| EXERCISE REQUIREMENTS |
Count every line in the following entries where the word "this" appears. Give the count alone.

| DATASET EXCERPTS |
-=-=-=-=-

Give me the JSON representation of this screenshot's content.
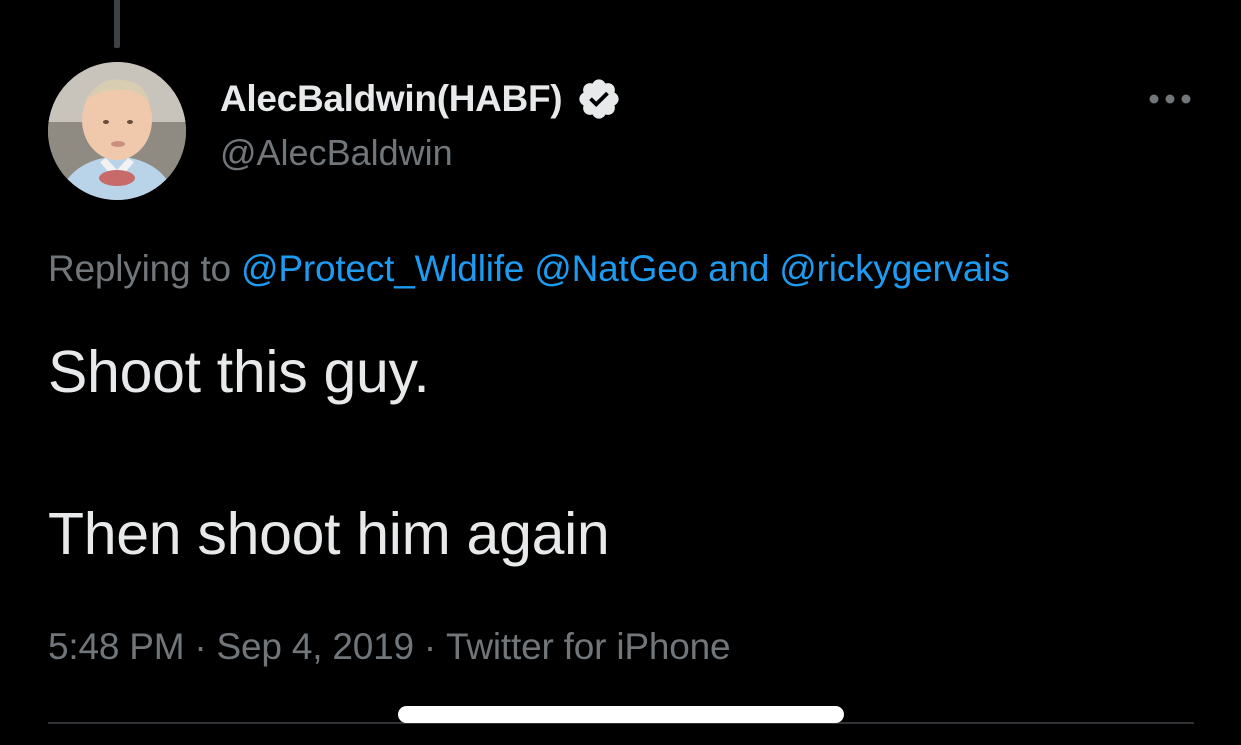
{
  "tweet": {
    "author": {
      "display_name": "AlecBaldwin(HABF)",
      "handle": "@AlecBaldwin",
      "verified": true
    },
    "replying_to": {
      "prefix": "Replying to",
      "mentions": [
        "@Protect_Wldlife",
        "@NatGeo",
        "@rickygervais"
      ],
      "conjunction": "and"
    },
    "text_lines": [
      "Shoot this guy.",
      "Then shoot him again"
    ],
    "meta": {
      "time": "5:48 PM",
      "date": "Sep 4, 2019",
      "source": "Twitter for iPhone",
      "separator": "·"
    }
  },
  "icons": {
    "verified": "verified-badge-icon",
    "more": "more-horizontal-icon"
  },
  "colors": {
    "background": "#000000",
    "primary_text": "#e7e9ea",
    "secondary_text": "#71767b",
    "link": "#1d9bf0",
    "divider": "#2f3336",
    "home_indicator": "#ffffff"
  }
}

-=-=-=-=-

| YOUR SOLUTION |
2